Lucas: While this country has made progress and has moved from some of the dark days of our past, we still have much, much more work to do, and unless and until everyone from the business community, the philanthropic community, to the political body in our country begin to get a seat at the table with the voices of the unheard and begin to have a substantive dialogue, we won’t see the changes that the people are calling for. We must overcome those barriers, including the barrier of subjective biases that we have and the manacles of racism and discrimination in this country.
What are the most important issues that the city/suburbs need to address now?
Lucas: The issues are systemic issues. Disparities in employment, disparities in education, disparities in housing, disparities in access to health care — these are all systemic issues that people have taken to the streets, demanding that we see change. People across the country have a First Amendment right to protest and call on their government to effect change in all of these areas. It is now a quest for equality and equity and the leveling of the playing field so that everyone, regardless of their race, or creed, or color has an opportunity, and can have hope to be treated equal in this country.
Hanyard: I think each police department needs to have a discussion with the community and sit down and see what can be done, and make some real effort to change some of the policies in terms of training. You need more policies regarding the treatment of those who are in custody. You need more policies in regard to de-escalation of situations, instead of agitating the situation. I think efforts are underway and it does give me a sense of hope that things will change because of the tenacity of these peaceful protesters.

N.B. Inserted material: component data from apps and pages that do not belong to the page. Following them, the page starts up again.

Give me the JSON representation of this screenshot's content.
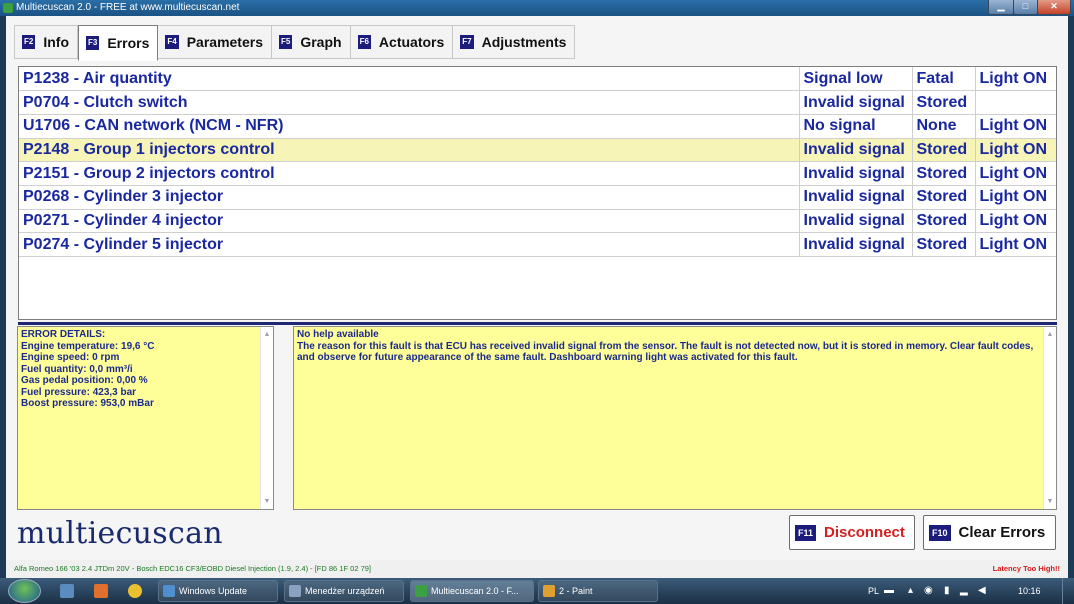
{
  "window": {
    "title": "Multiecuscan 2.0 - FREE at www.multiecuscan.net"
  },
  "tabs": [
    {
      "key": "F2",
      "label": "Info"
    },
    {
      "key": "F3",
      "label": "Errors",
      "active": true
    },
    {
      "key": "F4",
      "label": "Parameters"
    },
    {
      "key": "F5",
      "label": "Graph"
    },
    {
      "key": "F6",
      "label": "Actuators"
    },
    {
      "key": "F7",
      "label": "Adjustments"
    }
  ],
  "faults": [
    {
      "code": "P1238 - Air quantity",
      "status": "Signal low",
      "type": "Fatal",
      "light": "Light ON"
    },
    {
      "code": "P0704 - Clutch switch",
      "status": "Invalid signal",
      "type": "Stored",
      "light": ""
    },
    {
      "code": "U1706 - CAN network (NCM - NFR)",
      "status": "No signal",
      "type": "None",
      "light": "Light ON"
    },
    {
      "code": "P2148 - Group 1 injectors control",
      "status": "Invalid signal",
      "type": "Stored",
      "light": "Light ON",
      "selected": true
    },
    {
      "code": "P2151 - Group 2 injectors control",
      "status": "Invalid signal",
      "type": "Stored",
      "light": "Light ON"
    },
    {
      "code": "P0268 - Cylinder 3 injector",
      "status": "Invalid signal",
      "type": "Stored",
      "light": "Light ON"
    },
    {
      "code": "P0271 - Cylinder 4 injector",
      "status": "Invalid signal",
      "type": "Stored",
      "light": "Light ON"
    },
    {
      "code": "P0274 - Cylinder 5 injector",
      "status": "Invalid signal",
      "type": "Stored",
      "light": "Light ON"
    }
  ],
  "details": {
    "heading": "ERROR DETAILS:",
    "lines": [
      "Engine temperature: 19,6 °C",
      "Engine speed: 0 rpm",
      "Fuel quantity: 0,0 mm³/i",
      "Gas pedal position: 0,00 %",
      "Fuel pressure: 423,3 bar",
      "Boost pressure: 953,0 mBar"
    ]
  },
  "help": {
    "heading": "No help available",
    "text": "The reason for this fault is that ECU has received invalid signal from the sensor. The fault is not detected now, but it is stored in memory. Clear fault codes, and observe for future appearance of the same fault. Dashboard warning light was activated for this fault."
  },
  "logo": "multiecuscan",
  "buttons": {
    "disconnect": {
      "key": "F11",
      "label": "Disconnect"
    },
    "clear": {
      "key": "F10",
      "label": "Clear Errors"
    }
  },
  "status": {
    "vehicle": "Alfa Romeo 166 '03 2.4 JTDm 20V - Bosch EDC16 CF3/EOBD Diesel Injection (1.9, 2.4) - [FD 86 1F 02 79]",
    "latency": "Latency Too High!!"
  },
  "taskbar": {
    "items": [
      {
        "label": "Windows Update",
        "color": "#4f8fd0"
      },
      {
        "label": "Menedżer urządzeń",
        "color": "#8aa2c0"
      },
      {
        "label": "Multiecuscan 2.0 - F...",
        "color": "#3ba042",
        "active": true
      },
      {
        "label": "2 - Paint",
        "color": "#e0a030"
      }
    ],
    "lang": "PL",
    "clock": "10:16"
  },
  "colors": {
    "fault_text": "#1a28a0",
    "selected_row": "#f7f4b7",
    "panel_bg": "#ffff99",
    "disconnect": "#d21f1f",
    "latency": "#d61b1b"
  }
}
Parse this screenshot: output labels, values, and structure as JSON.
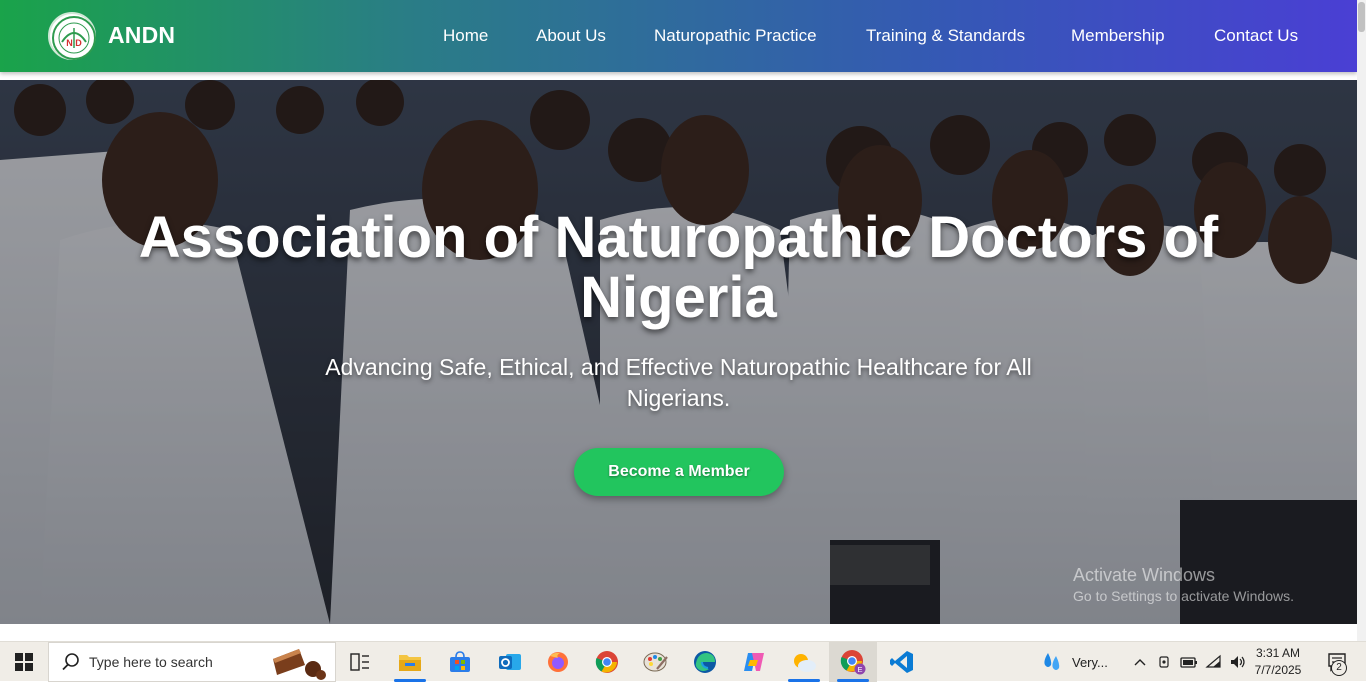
{
  "header": {
    "brand": "ANDN",
    "logo_icon": "andn-emblem-icon",
    "nav": [
      {
        "label": "Home"
      },
      {
        "label": "About Us"
      },
      {
        "label": "Naturopathic Practice"
      },
      {
        "label": "Training & Standards"
      },
      {
        "label": "Membership"
      },
      {
        "label": "Contact Us"
      }
    ]
  },
  "hero": {
    "title_line1": "Association of Naturopathic Doctors of",
    "title_line2": "Nigeria",
    "subtitle": "Advancing Safe, Ethical, and Effective Naturopathic Healthcare for All Nigerians.",
    "cta_label": "Become a Member",
    "background": "group of doctors in white coats"
  },
  "watermark": {
    "line1": "Activate Windows",
    "line2": "Go to Settings to activate Windows."
  },
  "taskbar": {
    "search_placeholder": "Type here to search",
    "apps": [
      "task-view-icon",
      "file-explorer-icon",
      "microsoft-store-icon",
      "outlook-icon",
      "firefox-icon",
      "chrome-icon",
      "paint-icon",
      "edge-icon",
      "copilot-icon",
      "weather-icon",
      "chrome-profile-icon",
      "vscode-icon"
    ],
    "weather_text": "Very...",
    "time": "3:31 AM",
    "date": "7/7/2025",
    "notification_count": "2"
  },
  "colors": {
    "header_gradient_start": "#1aa34a",
    "header_gradient_end": "#4a3fd4",
    "cta": "#22c55e"
  }
}
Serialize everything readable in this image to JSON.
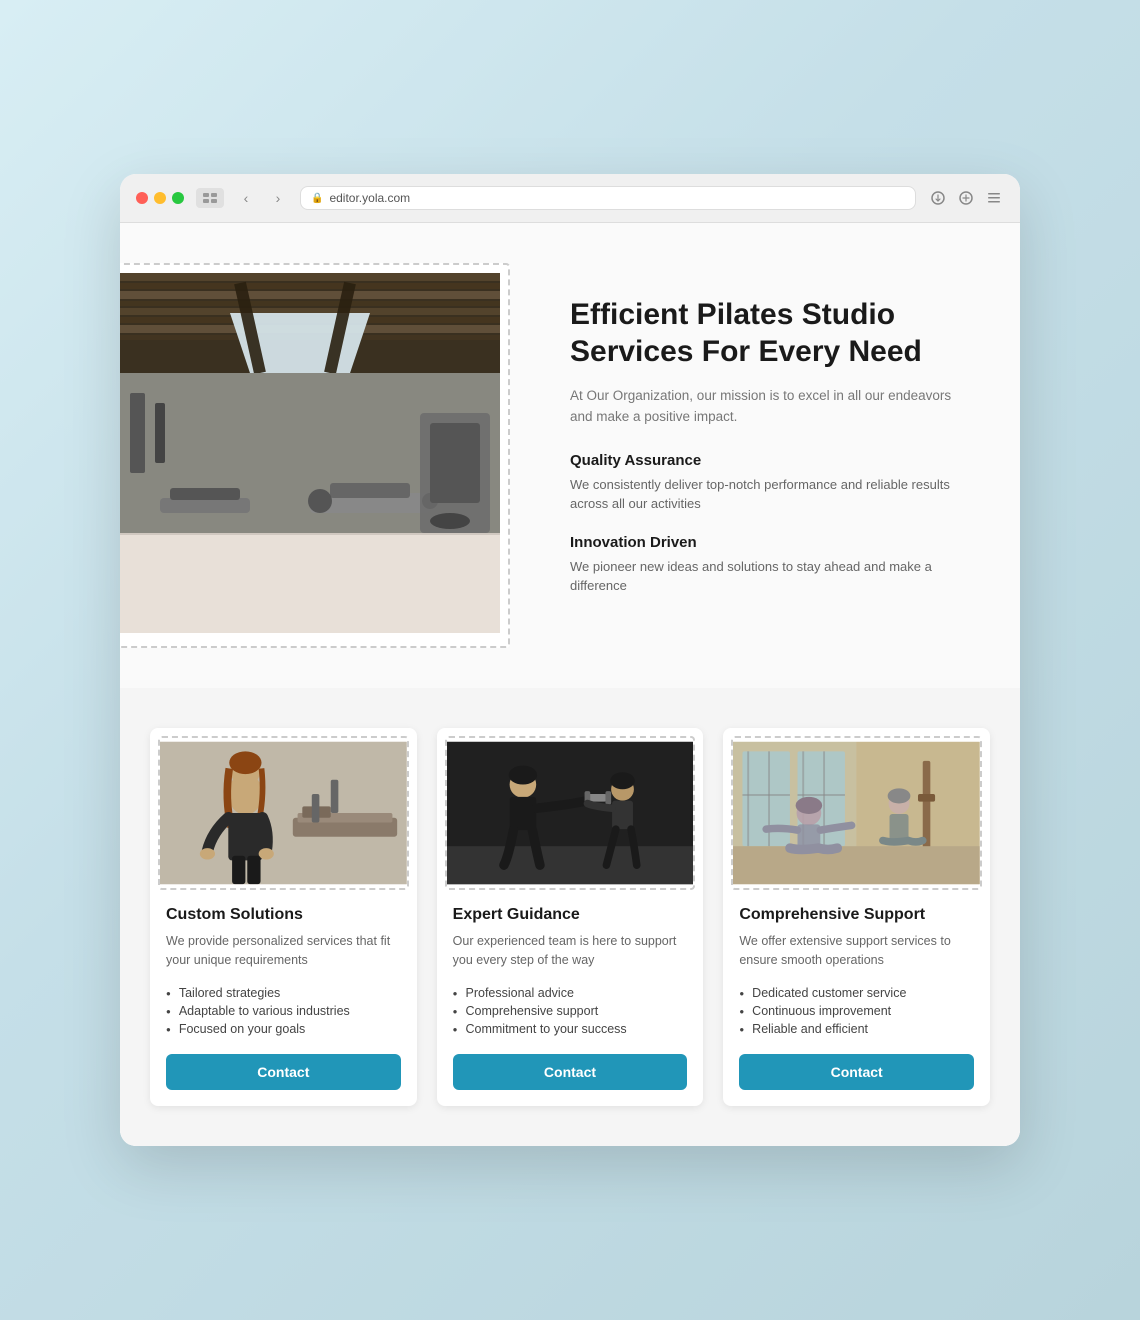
{
  "browser": {
    "url": "editor.yola.com",
    "back_label": "‹",
    "forward_label": "›"
  },
  "hero": {
    "title": "Efficient Pilates Studio Services For Every Need",
    "subtitle": "At Our Organization, our mission is to excel in all our endeavors and make a positive impact.",
    "features": [
      {
        "title": "Quality Assurance",
        "desc": "We consistently deliver top-notch performance and reliable results across all our activities"
      },
      {
        "title": "Innovation Driven",
        "desc": "We pioneer new ideas and solutions to stay ahead and make a difference"
      }
    ]
  },
  "cards": [
    {
      "title": "Custom Solutions",
      "desc": "We provide personalized services that fit your unique requirements",
      "bullets": [
        "Tailored strategies",
        "Adaptable to various industries",
        "Focused on your goals"
      ],
      "button": "Contact"
    },
    {
      "title": "Expert Guidance",
      "desc": "Our experienced team is here to support you every step of the way",
      "bullets": [
        "Professional advice",
        "Comprehensive support",
        "Commitment to your success"
      ],
      "button": "Contact"
    },
    {
      "title": "Comprehensive Support",
      "desc": "We offer extensive support services to ensure smooth operations",
      "bullets": [
        "Dedicated customer service",
        "Continuous improvement",
        "Reliable and efficient"
      ],
      "button": "Contact"
    }
  ]
}
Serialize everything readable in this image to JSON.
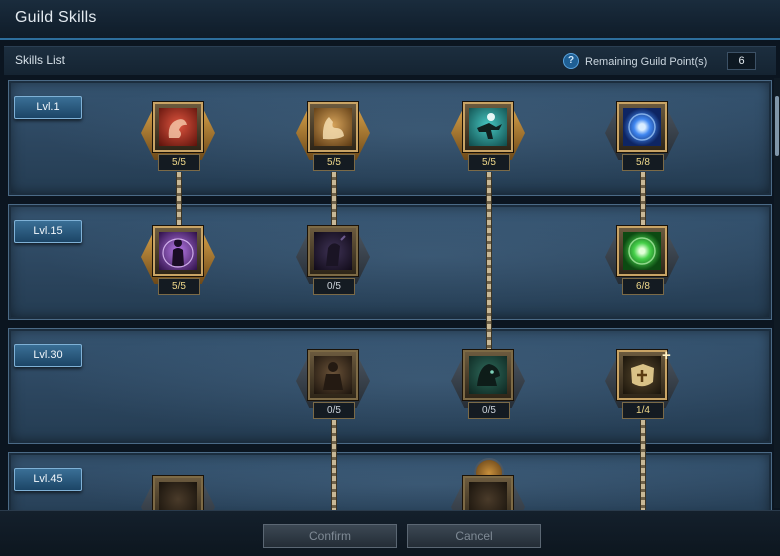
{
  "window": {
    "title": "Guild Skills"
  },
  "header": {
    "section_label": "Skills List",
    "help_icon": "?",
    "remaining_points_label": "Remaining Guild Point(s)",
    "remaining_points_value": "6"
  },
  "tiers": [
    {
      "label": "Lvl.1"
    },
    {
      "label": "Lvl.15"
    },
    {
      "label": "Lvl.30"
    },
    {
      "label": "Lvl.45"
    }
  ],
  "skills": [
    {
      "name": "strength-arm",
      "icon": "flexed-arm-icon",
      "count": "5/5",
      "color": "#c0392b"
    },
    {
      "name": "bulk-up",
      "icon": "muscle-icon",
      "count": "5/5",
      "color": "#c98a3a"
    },
    {
      "name": "sprint",
      "icon": "running-figure-icon",
      "count": "5/5",
      "color": "#2f9a9a"
    },
    {
      "name": "orb",
      "icon": "blue-orb-icon",
      "count": "5/8",
      "color": "#2b64d6"
    },
    {
      "name": "aura",
      "icon": "purple-aura-icon",
      "count": "5/5",
      "color": "#8a3fc0"
    },
    {
      "name": "shadow",
      "icon": "shadow-figure-icon",
      "count": "0/5",
      "color": "#4a3a6a"
    },
    {
      "name": "green-orb",
      "icon": "green-orb-icon",
      "count": "6/8",
      "color": "#2e9a3a"
    },
    {
      "name": "warrior",
      "icon": "warrior-icon",
      "count": "0/5",
      "color": "#6a5238"
    },
    {
      "name": "beast",
      "icon": "beast-head-icon",
      "count": "0/5",
      "color": "#2e6a5a"
    },
    {
      "name": "guild-shield",
      "icon": "shield-icon",
      "count": "1/4",
      "color": "#d8c48a"
    }
  ],
  "footer": {
    "confirm_label": "Confirm",
    "cancel_label": "Cancel"
  }
}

Johnson: People on the police force, the vast majority of whom are hard-working, good people, get up every day and live by their oath to serve this community. There are a number of policies that our police department has not adopted in terms of de-escalation that could go a long way to bridge the gap with members of our community. When police and the community are in a situation where there could be clashes, there needs to be an open line of communication so that each side knows what to expect from the other. One of the things folks are crying out for in terms of a change is opportunities to invest money on the front end of peoples’ lives, preventative measures so they don’t end up in contact with police in the first place like violence prevention, mental health and affordable housing.
Lang: I think we’ve equated safety to law enforcement, and we’re really [looking at] drilling back and investing those resources into mental health, access to quality schools, all of those things. I think it’s going to be jarring for some folks. I think it’s a challenging conversation in terms of where people stand. … We’ve been conditioned to think law enforcement equates to safety, but this is a moment to think about what “safe” really is, because we aren’t really safe.
Tucker: We need to ensure residents have what they need to simply live. The disparities and the statistics are well-known around food deserts, over-policing, mass incarceration, lead in our drinking water, infant mortality and more. … When we launched LiberateMKE, our partners at BLOC had already been asking residents, what would it look like to have a thriving neighborhood, and their responses weren’t surprising: clean water, quality education for their children, living-wage jobs, transportation, access to fresh food, green space, mental health services, affordable quality housing, and just the basic necessities in life.
To be continued in the September issue of MKE Lifestyle. MKE